A few hours before Hitler is due to give his annual speech, Georg (Christian Friedel) can be seen setting up a bomb in the Munich beer halls. However, his suspicious behaviour had already attracted the attention of the Gestapo, Nazi Germany’s secret police force, and they capture him as he tries to flee the scene. Georg’s bomb does goes off but, instead of killing Hitler, he ends up injuring several civilians and killing eight people. Hitler had left 13 minutes early and, inadvertently, saved his own life.

Eventually discovering the blueprints for the bomb, the Gestapo interrogate and brutally torture Georg. The protagonist’s initial unwillingness to cooperate is shown through his refusal to even state his own name and birthdate for the record. Georg eventually begins to cooperate and the audience is shown his backstory through a series of flashbacks, revealing his Catholic faith, his association with — but non-commitment to — left-wing politics, his complicated affair with Elsa (Katharina Schuttler) and, most importantly, his refusal to be caught up in the town’s frenzy of admiration for Hitler.

The director’s preoccupation with Georg’s biography rather than the event itself makes the protagonist realistic and vulnerable. However, in doing so, he also offers a film that is very grave and almost documentary-like. This works in Hirschbiegel’s favour through the film’s romantic subplot involving Elsa. Looking at those scenes in isolation, the audience feels as though Georg is a coward, instead of a hero.
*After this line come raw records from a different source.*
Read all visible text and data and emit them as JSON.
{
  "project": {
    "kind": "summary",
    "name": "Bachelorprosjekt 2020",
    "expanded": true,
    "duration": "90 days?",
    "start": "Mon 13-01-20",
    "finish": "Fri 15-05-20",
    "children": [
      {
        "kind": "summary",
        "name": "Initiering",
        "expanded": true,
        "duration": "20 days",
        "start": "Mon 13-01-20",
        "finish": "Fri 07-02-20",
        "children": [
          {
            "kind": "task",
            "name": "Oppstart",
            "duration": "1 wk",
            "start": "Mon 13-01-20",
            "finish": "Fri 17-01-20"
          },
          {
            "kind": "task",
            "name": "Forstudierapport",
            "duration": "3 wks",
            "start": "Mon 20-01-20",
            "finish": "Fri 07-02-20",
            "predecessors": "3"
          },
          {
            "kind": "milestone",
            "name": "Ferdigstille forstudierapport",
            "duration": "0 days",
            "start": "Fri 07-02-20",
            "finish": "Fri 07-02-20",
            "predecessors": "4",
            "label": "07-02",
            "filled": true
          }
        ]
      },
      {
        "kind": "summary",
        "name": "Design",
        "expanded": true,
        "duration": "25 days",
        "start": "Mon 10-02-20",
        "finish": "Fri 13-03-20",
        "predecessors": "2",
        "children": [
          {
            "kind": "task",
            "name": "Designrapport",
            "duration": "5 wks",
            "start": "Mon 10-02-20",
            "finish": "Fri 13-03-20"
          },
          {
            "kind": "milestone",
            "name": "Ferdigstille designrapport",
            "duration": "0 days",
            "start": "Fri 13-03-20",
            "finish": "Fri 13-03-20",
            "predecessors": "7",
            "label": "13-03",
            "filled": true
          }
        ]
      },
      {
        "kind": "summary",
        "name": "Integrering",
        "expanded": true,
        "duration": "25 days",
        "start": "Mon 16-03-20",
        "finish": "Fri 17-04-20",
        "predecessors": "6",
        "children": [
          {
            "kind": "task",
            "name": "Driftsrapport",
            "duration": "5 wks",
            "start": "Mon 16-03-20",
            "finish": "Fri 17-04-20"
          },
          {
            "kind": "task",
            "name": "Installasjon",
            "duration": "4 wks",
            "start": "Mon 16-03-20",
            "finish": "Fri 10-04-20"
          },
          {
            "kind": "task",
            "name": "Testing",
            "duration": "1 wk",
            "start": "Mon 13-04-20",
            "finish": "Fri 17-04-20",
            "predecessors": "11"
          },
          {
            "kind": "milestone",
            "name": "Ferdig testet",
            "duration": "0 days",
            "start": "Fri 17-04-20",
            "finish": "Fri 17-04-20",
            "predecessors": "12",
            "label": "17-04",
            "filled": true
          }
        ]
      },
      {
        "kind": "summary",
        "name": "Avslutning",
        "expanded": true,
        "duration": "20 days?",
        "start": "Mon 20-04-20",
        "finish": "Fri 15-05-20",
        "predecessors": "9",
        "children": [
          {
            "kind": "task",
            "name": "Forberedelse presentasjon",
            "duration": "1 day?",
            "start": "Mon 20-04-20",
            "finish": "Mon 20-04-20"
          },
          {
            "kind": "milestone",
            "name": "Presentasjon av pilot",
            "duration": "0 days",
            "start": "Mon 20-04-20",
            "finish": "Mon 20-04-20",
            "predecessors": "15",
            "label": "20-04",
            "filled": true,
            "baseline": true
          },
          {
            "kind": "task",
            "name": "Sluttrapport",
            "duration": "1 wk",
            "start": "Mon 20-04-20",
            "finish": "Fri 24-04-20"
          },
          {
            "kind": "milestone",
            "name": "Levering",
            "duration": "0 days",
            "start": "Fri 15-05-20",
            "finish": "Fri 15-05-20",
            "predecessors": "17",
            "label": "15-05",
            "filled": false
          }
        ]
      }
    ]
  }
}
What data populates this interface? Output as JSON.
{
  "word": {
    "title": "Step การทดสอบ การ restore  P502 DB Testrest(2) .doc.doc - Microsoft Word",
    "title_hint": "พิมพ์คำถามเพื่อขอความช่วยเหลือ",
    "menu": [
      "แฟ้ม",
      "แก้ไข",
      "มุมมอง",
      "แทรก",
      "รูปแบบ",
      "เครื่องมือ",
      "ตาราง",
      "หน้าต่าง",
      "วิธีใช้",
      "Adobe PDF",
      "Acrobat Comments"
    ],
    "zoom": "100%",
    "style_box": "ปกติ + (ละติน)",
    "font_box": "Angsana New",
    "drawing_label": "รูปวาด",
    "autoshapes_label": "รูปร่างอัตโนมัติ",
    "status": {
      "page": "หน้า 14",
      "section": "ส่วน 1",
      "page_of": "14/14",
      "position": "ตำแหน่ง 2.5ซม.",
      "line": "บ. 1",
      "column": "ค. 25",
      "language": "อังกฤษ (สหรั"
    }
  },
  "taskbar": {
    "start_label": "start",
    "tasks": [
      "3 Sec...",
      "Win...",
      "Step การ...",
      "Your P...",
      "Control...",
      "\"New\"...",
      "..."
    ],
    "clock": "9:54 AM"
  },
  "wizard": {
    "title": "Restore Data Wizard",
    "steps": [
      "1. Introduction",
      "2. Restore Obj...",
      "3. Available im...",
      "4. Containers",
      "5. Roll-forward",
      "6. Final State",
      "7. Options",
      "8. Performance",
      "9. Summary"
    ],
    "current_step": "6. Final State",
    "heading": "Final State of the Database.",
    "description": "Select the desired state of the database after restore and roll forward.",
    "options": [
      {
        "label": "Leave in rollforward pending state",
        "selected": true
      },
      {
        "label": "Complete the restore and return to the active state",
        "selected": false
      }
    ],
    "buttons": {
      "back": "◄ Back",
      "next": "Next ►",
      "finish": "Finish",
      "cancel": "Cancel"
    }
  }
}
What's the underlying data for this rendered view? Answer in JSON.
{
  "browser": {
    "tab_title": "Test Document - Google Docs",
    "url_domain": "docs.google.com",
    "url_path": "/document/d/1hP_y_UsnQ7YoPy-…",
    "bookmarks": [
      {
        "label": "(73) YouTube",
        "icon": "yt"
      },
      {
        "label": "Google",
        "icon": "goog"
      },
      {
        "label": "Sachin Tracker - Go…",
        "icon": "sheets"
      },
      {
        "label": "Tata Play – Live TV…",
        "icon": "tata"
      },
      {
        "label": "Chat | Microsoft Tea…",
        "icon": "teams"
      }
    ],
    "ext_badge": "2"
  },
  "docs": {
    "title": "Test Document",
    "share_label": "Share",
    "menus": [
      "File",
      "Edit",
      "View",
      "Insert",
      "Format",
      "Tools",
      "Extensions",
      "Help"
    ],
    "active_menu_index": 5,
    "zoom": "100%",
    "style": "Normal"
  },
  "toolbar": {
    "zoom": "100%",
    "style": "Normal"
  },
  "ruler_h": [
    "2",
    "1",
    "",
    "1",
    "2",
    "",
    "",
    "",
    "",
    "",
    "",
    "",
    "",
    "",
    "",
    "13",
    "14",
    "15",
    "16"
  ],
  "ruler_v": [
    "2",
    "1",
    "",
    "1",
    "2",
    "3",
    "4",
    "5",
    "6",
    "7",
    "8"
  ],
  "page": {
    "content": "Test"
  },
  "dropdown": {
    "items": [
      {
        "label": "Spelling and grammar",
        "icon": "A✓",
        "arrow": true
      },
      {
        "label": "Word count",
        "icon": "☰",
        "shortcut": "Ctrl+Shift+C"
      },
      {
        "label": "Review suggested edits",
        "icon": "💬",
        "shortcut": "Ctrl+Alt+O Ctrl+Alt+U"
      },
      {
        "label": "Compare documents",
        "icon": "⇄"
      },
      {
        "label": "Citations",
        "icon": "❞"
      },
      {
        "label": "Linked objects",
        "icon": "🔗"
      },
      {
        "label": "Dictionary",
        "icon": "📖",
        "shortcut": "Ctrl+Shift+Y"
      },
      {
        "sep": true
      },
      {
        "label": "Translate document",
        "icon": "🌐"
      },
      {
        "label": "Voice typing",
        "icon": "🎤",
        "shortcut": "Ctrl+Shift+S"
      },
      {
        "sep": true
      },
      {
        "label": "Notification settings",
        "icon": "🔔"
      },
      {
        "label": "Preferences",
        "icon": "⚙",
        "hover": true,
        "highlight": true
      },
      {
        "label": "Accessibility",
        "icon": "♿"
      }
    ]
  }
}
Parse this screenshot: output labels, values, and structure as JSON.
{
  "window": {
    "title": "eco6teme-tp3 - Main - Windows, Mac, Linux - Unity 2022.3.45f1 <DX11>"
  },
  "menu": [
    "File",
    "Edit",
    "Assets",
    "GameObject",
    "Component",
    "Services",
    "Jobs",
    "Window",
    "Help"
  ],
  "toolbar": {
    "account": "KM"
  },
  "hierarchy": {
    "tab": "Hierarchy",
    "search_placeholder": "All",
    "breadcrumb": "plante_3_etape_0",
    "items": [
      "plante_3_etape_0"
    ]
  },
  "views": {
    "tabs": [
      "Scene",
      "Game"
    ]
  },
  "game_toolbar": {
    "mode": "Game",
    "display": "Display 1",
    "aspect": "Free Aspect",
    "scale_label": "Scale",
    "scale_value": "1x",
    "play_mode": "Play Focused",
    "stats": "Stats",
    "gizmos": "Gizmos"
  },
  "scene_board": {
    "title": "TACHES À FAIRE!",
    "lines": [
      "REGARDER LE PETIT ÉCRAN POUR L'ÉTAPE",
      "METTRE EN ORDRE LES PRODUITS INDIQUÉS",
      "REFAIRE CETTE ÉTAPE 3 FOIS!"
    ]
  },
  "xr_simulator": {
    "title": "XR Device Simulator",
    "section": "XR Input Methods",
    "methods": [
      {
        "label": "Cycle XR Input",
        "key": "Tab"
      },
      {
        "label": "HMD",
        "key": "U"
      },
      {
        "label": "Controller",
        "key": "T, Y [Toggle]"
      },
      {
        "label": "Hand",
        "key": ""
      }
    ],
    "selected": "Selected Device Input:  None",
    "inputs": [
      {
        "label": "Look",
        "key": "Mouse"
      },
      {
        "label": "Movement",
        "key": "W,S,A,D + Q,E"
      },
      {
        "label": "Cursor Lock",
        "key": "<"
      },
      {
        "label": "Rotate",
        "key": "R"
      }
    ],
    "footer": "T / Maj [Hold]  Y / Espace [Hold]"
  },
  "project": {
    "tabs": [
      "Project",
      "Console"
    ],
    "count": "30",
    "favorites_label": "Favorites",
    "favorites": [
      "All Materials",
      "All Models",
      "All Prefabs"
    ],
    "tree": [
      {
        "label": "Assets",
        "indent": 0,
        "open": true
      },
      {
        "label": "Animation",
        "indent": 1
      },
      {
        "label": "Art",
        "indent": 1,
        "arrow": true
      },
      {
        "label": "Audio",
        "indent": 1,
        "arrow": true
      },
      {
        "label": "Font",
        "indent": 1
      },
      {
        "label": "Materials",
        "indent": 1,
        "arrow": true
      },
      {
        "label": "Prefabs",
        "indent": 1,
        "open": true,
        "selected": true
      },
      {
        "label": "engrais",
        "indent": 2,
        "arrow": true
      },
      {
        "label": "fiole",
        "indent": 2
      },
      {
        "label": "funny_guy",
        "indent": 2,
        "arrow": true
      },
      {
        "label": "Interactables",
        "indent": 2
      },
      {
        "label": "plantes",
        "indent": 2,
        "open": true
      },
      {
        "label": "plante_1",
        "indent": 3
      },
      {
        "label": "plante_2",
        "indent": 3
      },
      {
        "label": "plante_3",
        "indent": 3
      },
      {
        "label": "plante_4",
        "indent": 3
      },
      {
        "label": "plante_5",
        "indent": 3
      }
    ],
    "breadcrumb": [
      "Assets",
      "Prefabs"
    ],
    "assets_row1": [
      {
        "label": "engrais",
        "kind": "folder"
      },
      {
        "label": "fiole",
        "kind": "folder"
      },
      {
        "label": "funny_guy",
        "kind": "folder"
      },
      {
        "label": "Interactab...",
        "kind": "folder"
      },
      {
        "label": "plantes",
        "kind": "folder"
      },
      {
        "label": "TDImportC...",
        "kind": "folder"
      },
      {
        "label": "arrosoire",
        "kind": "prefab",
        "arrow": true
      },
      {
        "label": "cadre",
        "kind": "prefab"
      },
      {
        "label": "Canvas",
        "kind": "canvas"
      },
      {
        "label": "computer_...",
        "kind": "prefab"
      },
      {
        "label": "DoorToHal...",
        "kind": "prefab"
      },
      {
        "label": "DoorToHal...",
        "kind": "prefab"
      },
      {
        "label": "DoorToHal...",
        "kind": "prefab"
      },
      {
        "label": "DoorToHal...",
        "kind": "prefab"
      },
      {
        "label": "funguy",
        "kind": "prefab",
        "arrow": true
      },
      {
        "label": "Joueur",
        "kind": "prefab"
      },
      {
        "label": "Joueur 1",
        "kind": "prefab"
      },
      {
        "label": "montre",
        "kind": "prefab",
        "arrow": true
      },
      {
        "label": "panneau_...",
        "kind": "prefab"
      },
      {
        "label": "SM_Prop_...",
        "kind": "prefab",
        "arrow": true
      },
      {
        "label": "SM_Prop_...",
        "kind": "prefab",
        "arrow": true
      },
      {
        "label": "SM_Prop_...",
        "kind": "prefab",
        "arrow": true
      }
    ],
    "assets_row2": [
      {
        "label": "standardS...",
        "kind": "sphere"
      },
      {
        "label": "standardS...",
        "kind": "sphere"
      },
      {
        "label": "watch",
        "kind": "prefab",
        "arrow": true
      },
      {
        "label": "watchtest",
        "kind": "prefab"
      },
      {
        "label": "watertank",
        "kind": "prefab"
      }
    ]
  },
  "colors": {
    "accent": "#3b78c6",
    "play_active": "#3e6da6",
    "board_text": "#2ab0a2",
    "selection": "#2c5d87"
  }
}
Presenting Georg as a conflicted character makes him relatable — he does not fall within the superhero archetype.

With Hirschbiegel’s stylistic approach to 13 Minutes, the film offers an emotive account of a fascinating historical story, leaving the audience with the dreaded question of “what if?”

This article first appeared in Issue 25, 2015.
Posted 1:45pm Sunday 27th September 2015 by Greta Melvin.